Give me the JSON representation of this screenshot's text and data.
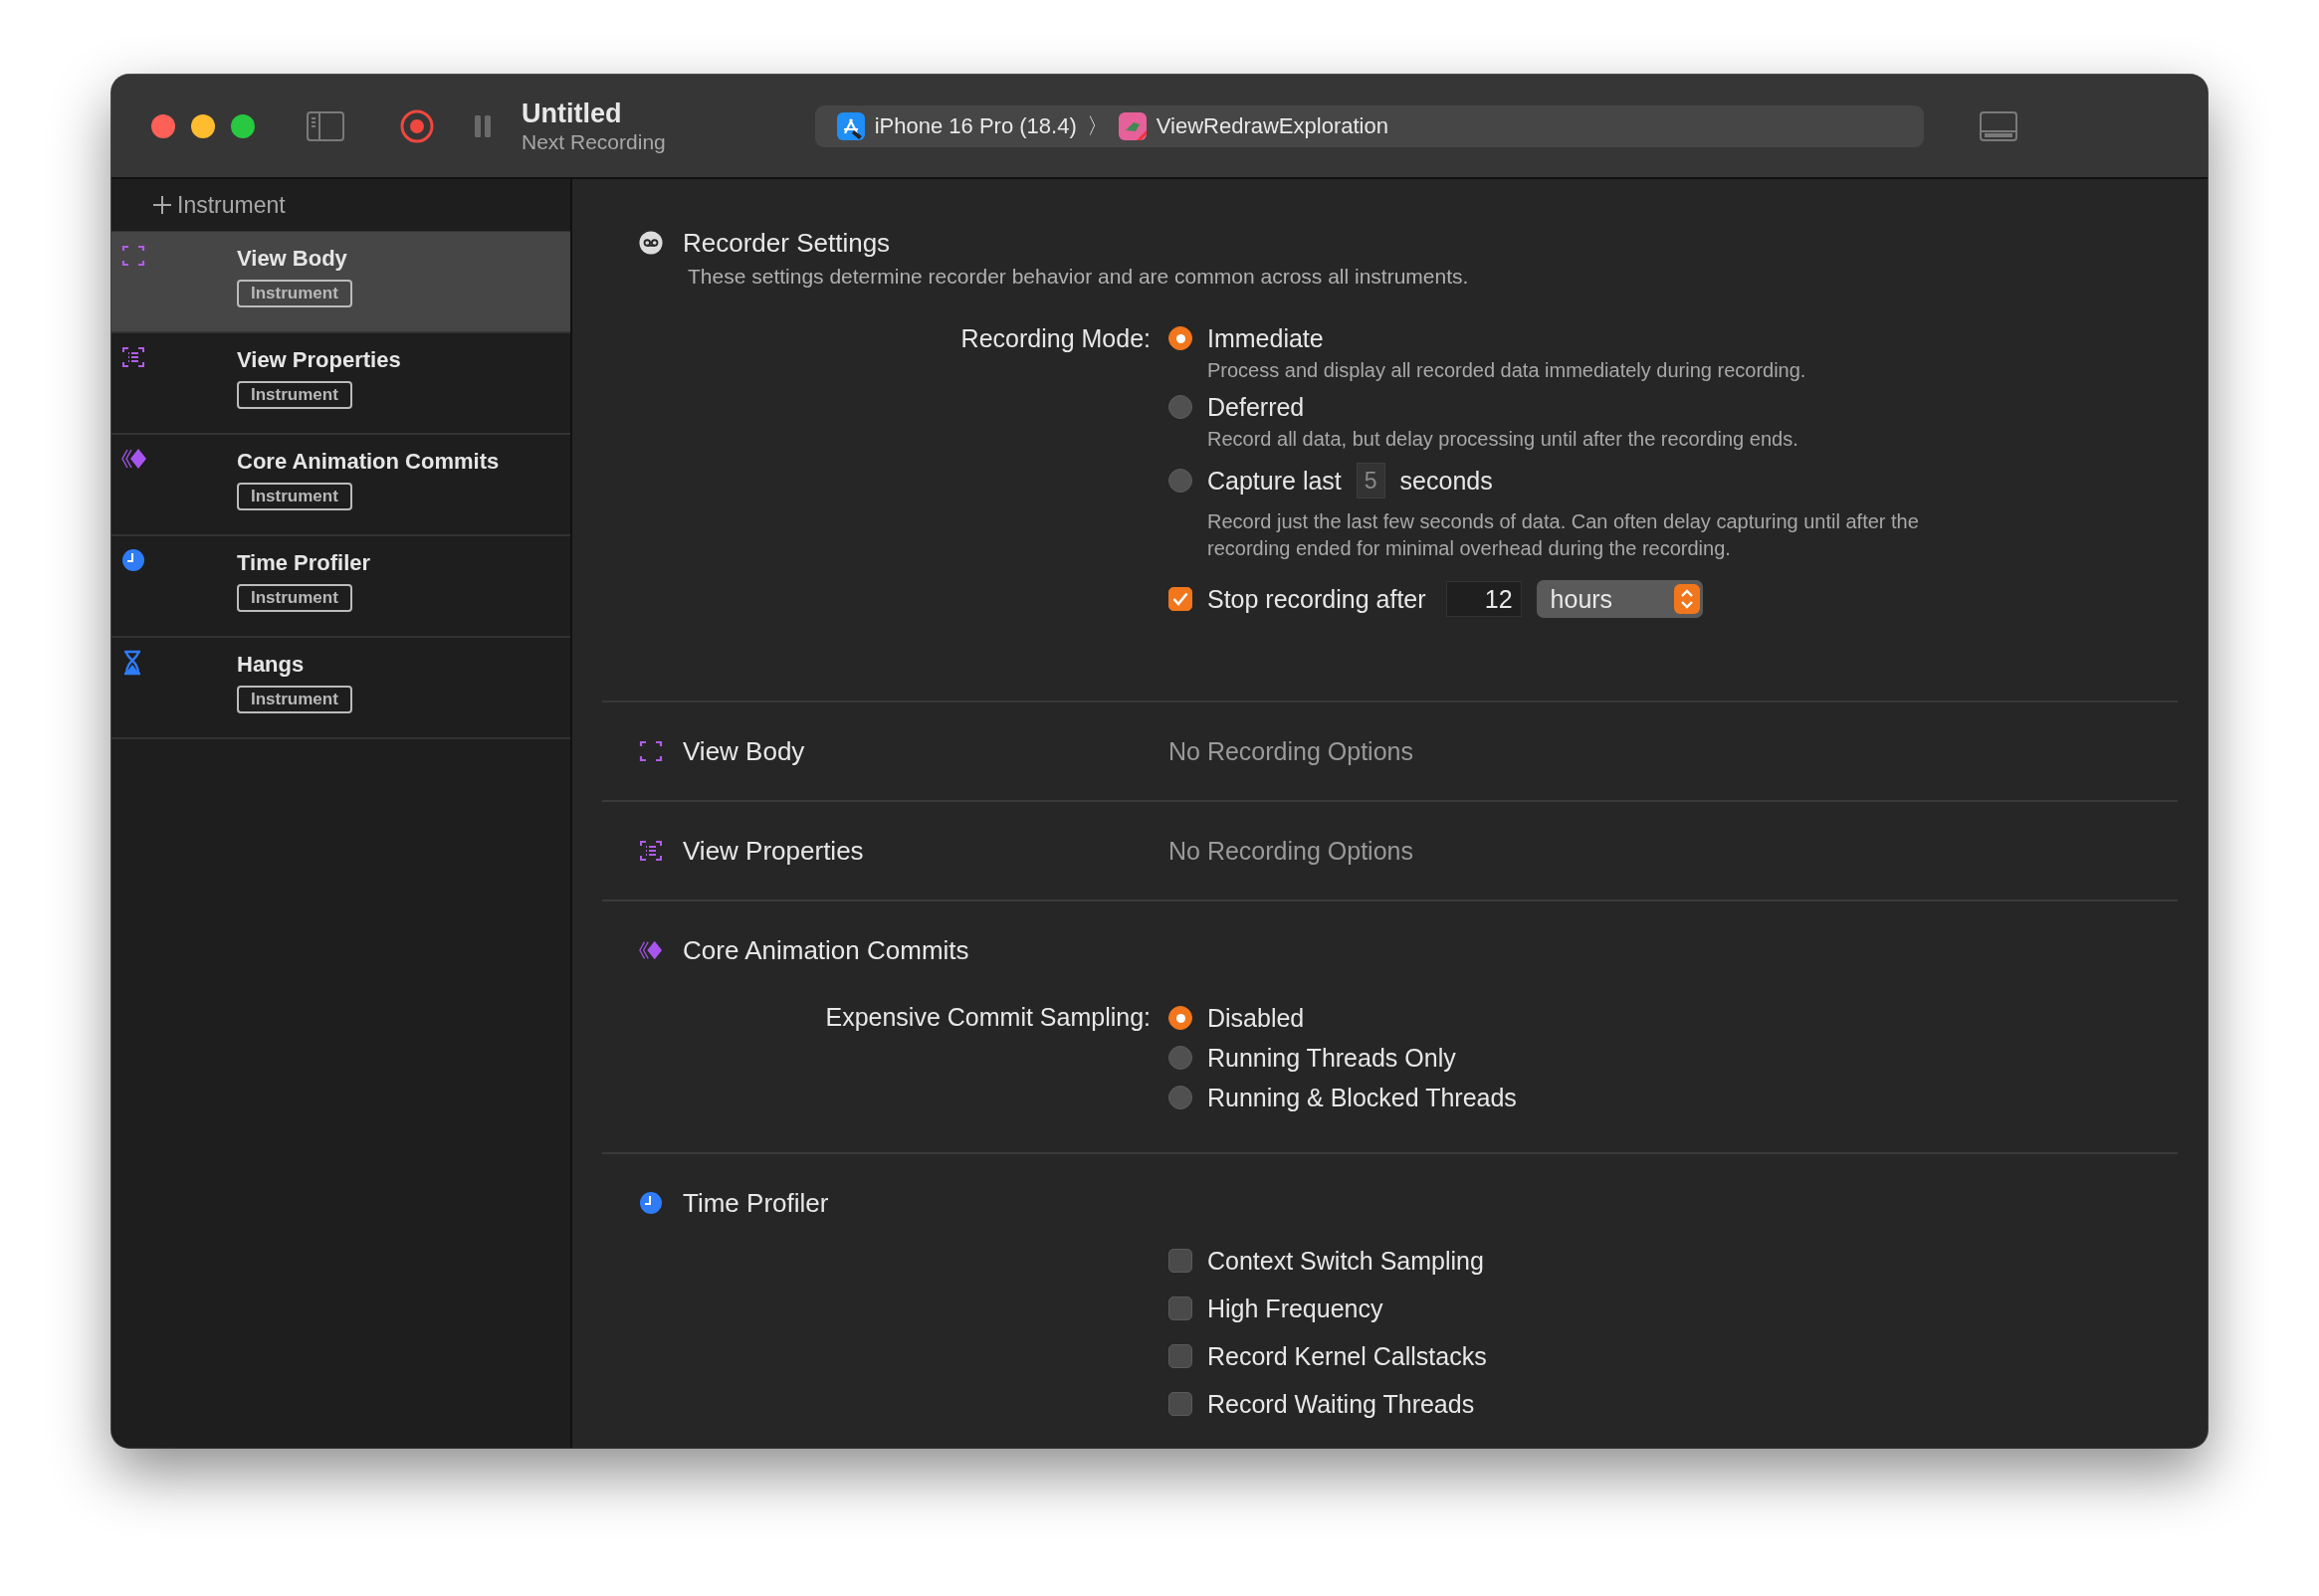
{
  "window": {
    "title": "Untitled",
    "subtitle": "Next Recording"
  },
  "scheme": {
    "device": "iPhone 16 Pro (18.4)",
    "separator": "〉",
    "target": "ViewRedrawExploration"
  },
  "sidebar": {
    "add_label": "Instrument",
    "items": [
      {
        "name": "View Body",
        "tag": "Instrument",
        "selected": true
      },
      {
        "name": "View Properties",
        "tag": "Instrument",
        "selected": false
      },
      {
        "name": "Core Animation Commits",
        "tag": "Instrument",
        "selected": false
      },
      {
        "name": "Time Profiler",
        "tag": "Instrument",
        "selected": false
      },
      {
        "name": "Hangs",
        "tag": "Instrument",
        "selected": false
      }
    ]
  },
  "recorder": {
    "title": "Recorder Settings",
    "description": "These settings determine recorder behavior and are common across all instruments.",
    "recording_mode": {
      "label": "Recording Mode:",
      "options": [
        {
          "kind": "plain",
          "label": "Immediate",
          "description": "Process and display all recorded data immediately during recording.",
          "selected": true
        },
        {
          "kind": "plain",
          "label": "Deferred",
          "description": "Record all data, but delay processing until after the recording ends.",
          "selected": false
        },
        {
          "kind": "capture",
          "label": "Capture last",
          "value": "5",
          "suffix": "seconds",
          "description": "Record just the last few seconds of data. Can often delay capturing until after the recording ended for minimal overhead during the recording.",
          "selected": false
        }
      ]
    },
    "stop_after": {
      "label": "Stop recording after",
      "checked": true,
      "value": "12",
      "unit": "hours"
    }
  },
  "instrument_sections": [
    {
      "kind": "none",
      "title": "View Body",
      "value": "No Recording Options"
    },
    {
      "kind": "none",
      "title": "View Properties",
      "value": "No Recording Options"
    },
    {
      "kind": "radio",
      "title": "Core Animation Commits",
      "label": "Expensive Commit Sampling:",
      "options": [
        {
          "label": "Disabled",
          "selected": true
        },
        {
          "label": "Running Threads Only",
          "selected": false
        },
        {
          "label": "Running & Blocked Threads",
          "selected": false
        }
      ]
    },
    {
      "kind": "checkboxes",
      "title": "Time Profiler",
      "options": [
        {
          "label": "Context Switch Sampling",
          "checked": false
        },
        {
          "label": "High Frequency",
          "checked": false
        },
        {
          "label": "Record Kernel Callstacks",
          "checked": false
        },
        {
          "label": "Record Waiting Threads",
          "checked": false
        }
      ]
    }
  ]
}
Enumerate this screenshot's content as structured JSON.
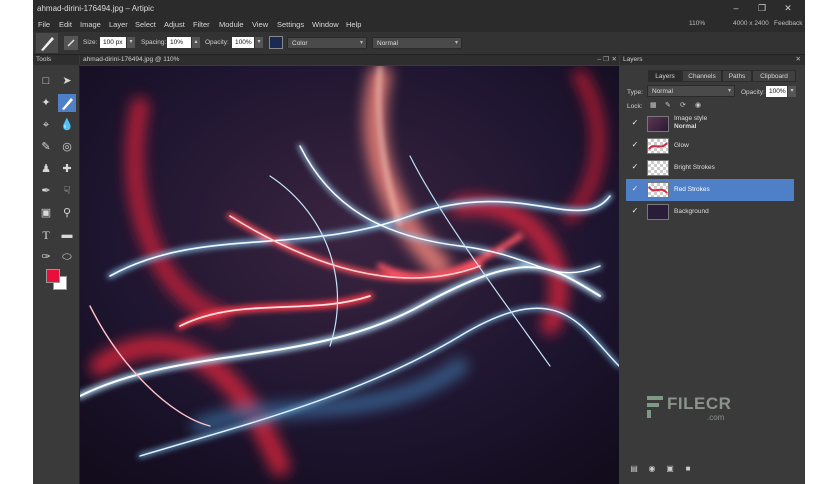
{
  "window": {
    "title": "ahmad-dirini-176494.jpg – Artipic",
    "zoom": "110%",
    "dimensions": "4000 x 2400",
    "feedback": "Feedback"
  },
  "menu": [
    "File",
    "Edit",
    "Image",
    "Layer",
    "Select",
    "Adjust",
    "Filter",
    "Module",
    "View",
    "Settings",
    "Window",
    "Help"
  ],
  "options": {
    "size_label": "Size:",
    "size_value": "100 px",
    "spacing_label": "Spacing:",
    "spacing_value": "10%",
    "opacity_label": "Opacity:",
    "opacity_value": "100%",
    "mode_value": "Color",
    "blend_value": "Normal"
  },
  "tools_panel": {
    "title": "Tools"
  },
  "document": {
    "tab": "ahmad-dirini-176494.jpg @ 110%"
  },
  "layers_panel": {
    "title": "Layers",
    "tabs": [
      "Layers",
      "Channels",
      "Paths",
      "Clipboard"
    ],
    "type_label": "Type:",
    "type_value": "Normal",
    "opacity_label": "Opacity:",
    "opacity_value": "100%",
    "lock_label": "Lock:",
    "layers": [
      {
        "name": "Image style",
        "sub": "Normal"
      },
      {
        "name": "Glow"
      },
      {
        "name": "Bright Strokes"
      },
      {
        "name": "Red Strokes"
      },
      {
        "name": "Background"
      }
    ]
  },
  "watermark": {
    "brand": "FILECR",
    "domain": ".com"
  },
  "colors": {
    "foreground": "#e8103a",
    "background": "#ffffff",
    "accent": "#4e7fc7"
  }
}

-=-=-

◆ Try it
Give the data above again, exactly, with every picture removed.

◆ Answer to the problem
Give me the JSON representation of this screenshot's text and data.
{
  "window": {
    "title": "Untitled",
    "subtitle": "Next Recording"
  },
  "scheme": {
    "device": "iPhone 16 Pro (18.4)",
    "separator": "〉",
    "target": "ViewRedrawExploration"
  },
  "sidebar": {
    "add_label": "Instrument",
    "items": [
      {
        "name": "View Body",
        "tag": "Instrument",
        "selected": true
      },
      {
        "name": "View Properties",
        "tag": "Instrument",
        "selected": false
      },
      {
        "name": "Core Animation Commits",
        "tag": "Instrument",
        "selected": false
      },
      {
        "name": "Time Profiler",
        "tag": "Instrument",
        "selected": false
      },
      {
        "name": "Hangs",
        "tag": "Instrument",
        "selected": false
      }
    ]
  },
  "recorder": {
    "title": "Recorder Settings",
    "description": "These settings determine recorder behavior and are common across all instruments.",
    "recording_mode": {
      "label": "Recording Mode:",
      "options": [
        {
          "kind": "plain",
          "label": "Immediate",
          "description": "Process and display all recorded data immediately during recording.",
          "selected": true
        },
        {
          "kind": "plain",
          "label": "Deferred",
          "description": "Record all data, but delay processing until after the recording ends.",
          "selected": false
        },
        {
          "kind": "capture",
          "label": "Capture last",
          "value": "5",
          "suffix": "seconds",
          "description": "Record just the last few seconds of data. Can often delay capturing until after the recording ended for minimal overhead during the recording.",
          "selected": false
        }
      ]
    },
    "stop_after": {
      "label": "Stop recording after",
      "checked": true,
      "value": "12",
      "unit": "hours"
    }
  },
  "instrument_sections": [
    {
      "kind": "none",
      "title": "View Body",
      "value": "No Recording Options"
    },
    {
      "kind": "none",
      "title": "View Properties",
      "value": "No Recording Options"
    },
    {
      "kind": "radio",
      "title": "Core Animation Commits",
      "label": "Expensive Commit Sampling:",
      "options": [
        {
          "label": "Disabled",
          "selected": true
        },
        {
          "label": "Running Threads Only",
          "selected": false
        },
        {
          "label": "Running & Blocked Threads",
          "selected": false
        }
      ]
    },
    {
      "kind": "checkboxes",
      "title": "Time Profiler",
      "options": [
        {
          "label": "Context Switch Sampling",
          "checked": false
        },
        {
          "label": "High Frequency",
          "checked": false
        },
        {
          "label": "Record Kernel Callstacks",
          "checked": false
        },
        {
          "label": "Record Waiting Threads",
          "checked": false
        }
      ]
    }
  ]
}
Enumerate this screenshot's content as structured JSON.
{
  "window": {
    "title": "ahmad-dirini-176494.jpg – Artipic",
    "zoom": "110%",
    "dimensions": "4000 x 2400",
    "feedback": "Feedback"
  },
  "menu": [
    "File",
    "Edit",
    "Image",
    "Layer",
    "Select",
    "Adjust",
    "Filter",
    "Module",
    "View",
    "Settings",
    "Window",
    "Help"
  ],
  "options": {
    "size_label": "Size:",
    "size_value": "100 px",
    "spacing_label": "Spacing:",
    "spacing_value": "10%",
    "opacity_label": "Opacity:",
    "opacity_value": "100%",
    "mode_value": "Color",
    "blend_value": "Normal"
  },
  "tools_panel": {
    "title": "Tools"
  },
  "document": {
    "tab": "ahmad-dirini-176494.jpg @ 110%"
  },
  "layers_panel": {
    "title": "Layers",
    "tabs": [
      "Layers",
      "Channels",
      "Paths",
      "Clipboard"
    ],
    "type_label": "Type:",
    "type_value": "Normal",
    "opacity_label": "Opacity:",
    "opacity_value": "100%",
    "lock_label": "Lock:",
    "layers": [
      {
        "name": "Image style",
        "sub": "Normal"
      },
      {
        "name": "Glow"
      },
      {
        "name": "Bright Strokes"
      },
      {
        "name": "Red Strokes"
      },
      {
        "name": "Background"
      }
    ]
  },
  "watermark": {
    "brand": "FILECR",
    "domain": ".com"
  },
  "colors": {
    "foreground": "#e8103a",
    "background": "#ffffff",
    "accent": "#4e7fc7"
  }
}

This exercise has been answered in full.